An experienced medical malpractice attorney in Pennsylvania will help you win your medical malpractice case. Find one at VSCP Law.

PHILADELPHIA BRAIN INJURY LAWYER

Your brain is the processing center for your body. It controls what you think, h...

The Most Common Medical Malpractice Errors in Philadelphia

People often confuse medical errors and medical malpractice.
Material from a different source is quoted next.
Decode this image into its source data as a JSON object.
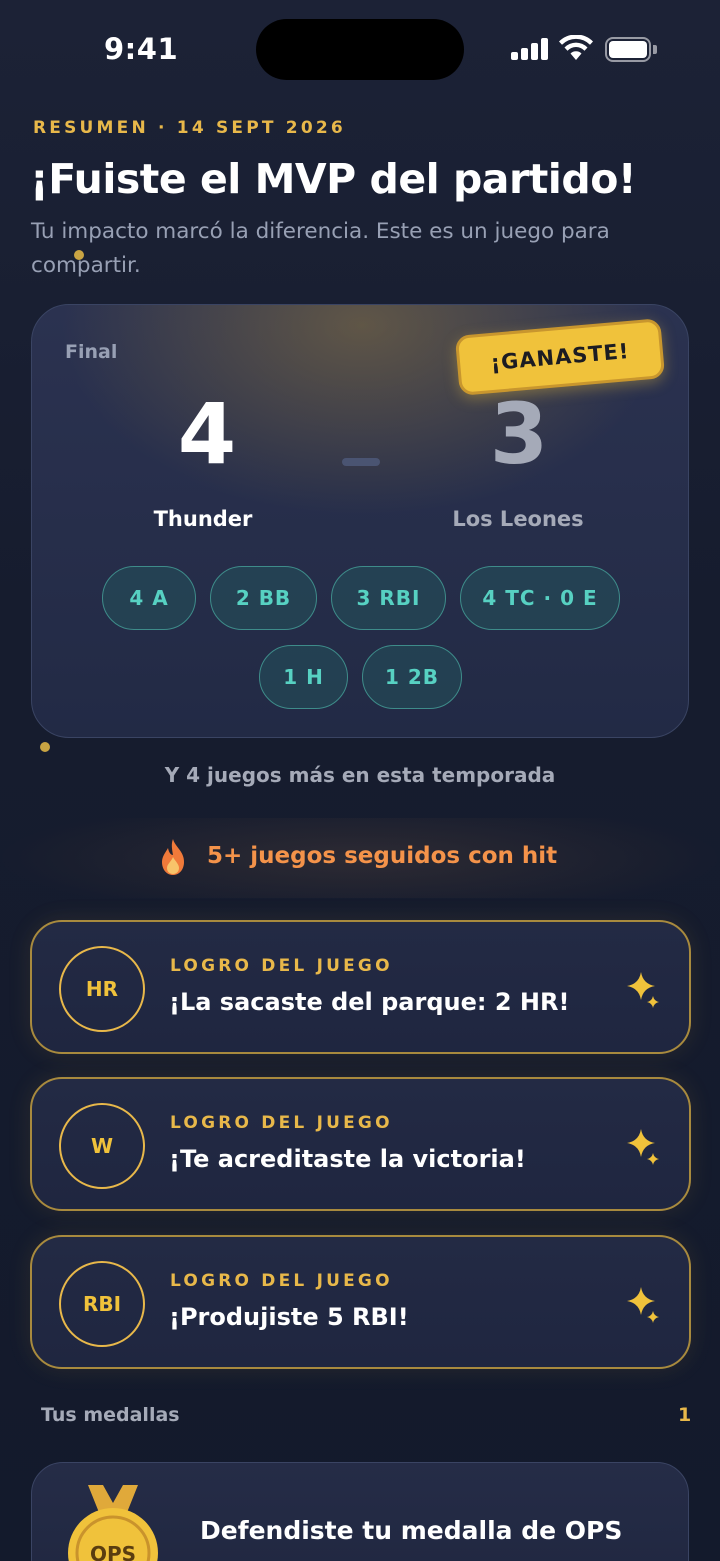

Medical errors are...

Personal Injury Attorneys in Philadelphia: Transforming Your Legal Journey

A term that you may hear in the context of personal injury cases is “catastrophi...

tag on yout theme's header.php Read the detailed step-by-step at https://humbertosilva.com/visual-composer-infinite-image-carousel/ */ // auxiliary code to create triggers for the add and remove class for later use (function($){ $.each(["addClass","removeClass"],function(i,methodname){ var oldmethod = $.fn[methodname]; $.fn[methodname] = function(){ oldmethod.apply( this, arguments ); this.trigger(methodname+"change"); return this; } }); })(jQuery); // main function for the infinite loop function vc_custominfiniteloop_init(vc_cil_element_id){ var vc_element = '#' + vc_cil_element_id; // because we're using this more than once let's create a variable for it window.maxItens = jQuery(vc_element).data('per-view'); // max visible items defined window.addedItens = 0; // auxiliary counter for added itens to the end // go to slides and duplicate them to the end to fill space jQuery(vc_element).find('.vc_carousel-slideline-inner').find('.vc_item').each(function(){ // we only need to duplicate the first visible images if (window.addedItens < window.maxItens) { if (window.addedItens == 0 ) { // the fisrt added slide will need a trigger so we know it ended and make it "restart" without animation jQuery(this).clone().addClass('vc_custominfiniteloop_restart').removeClass('vc_active').appendTo(jQuery(this).parent()); } else { jQuery(this).clone().removeClass('vc_active').appendTo(jQuery(this).parent()); } window.addedItens++; } }); // add the trigger so we know when to "restart" the animation without the user knowing about it jQuery('.vc_custominfiniteloop_restart').bind('addClasschange', null, function(){ // navigate to the carousel element , I know, its ugly ... var vc_carousel = jQuery(this).parent().parent().parent().parent(); // first we temporarily change the animation speed to zero jQuery(vc_carousel).data('vc.carousel').transition_speed = 0; // make the slider go to the first slide without animation and because the fist set of images shown // are the same that are being shown now the slider is now "restarted" without that being visible jQuery(vc_carousel).data('vc.carousel').to(0); // allow the carousel to go to the first image and restore the original speed setTimeout("vc_cil_restore_transition_speed('"+jQuery(vc_carousel).prop('id')+"')",100); }); } // restore original speed setting of vc_carousel function vc_cil_restore_transition_speed(element_id){ // after inspecting the original source code the value of 600 is defined there so we put back the original here jQuery('#' + element_id).data('vc.carousel').transition_speed = 500; } // init jQuery(document).ready(function(){ // find all vc_carousel with the defined class and turn them into infine loop jQuery('.vc_custominfiniteloop').find('div[data-ride="vc_carousel"]').each(function(){ // allow time for the slider to be built on the page // because the slider is "long" we can wait a bit before adding images and events needed var vc_cil_element = jQuery(this).prop("id"); setTimeout("vc_custominfiniteloop_init('"+vc_cil_element+"')",500); }); }); });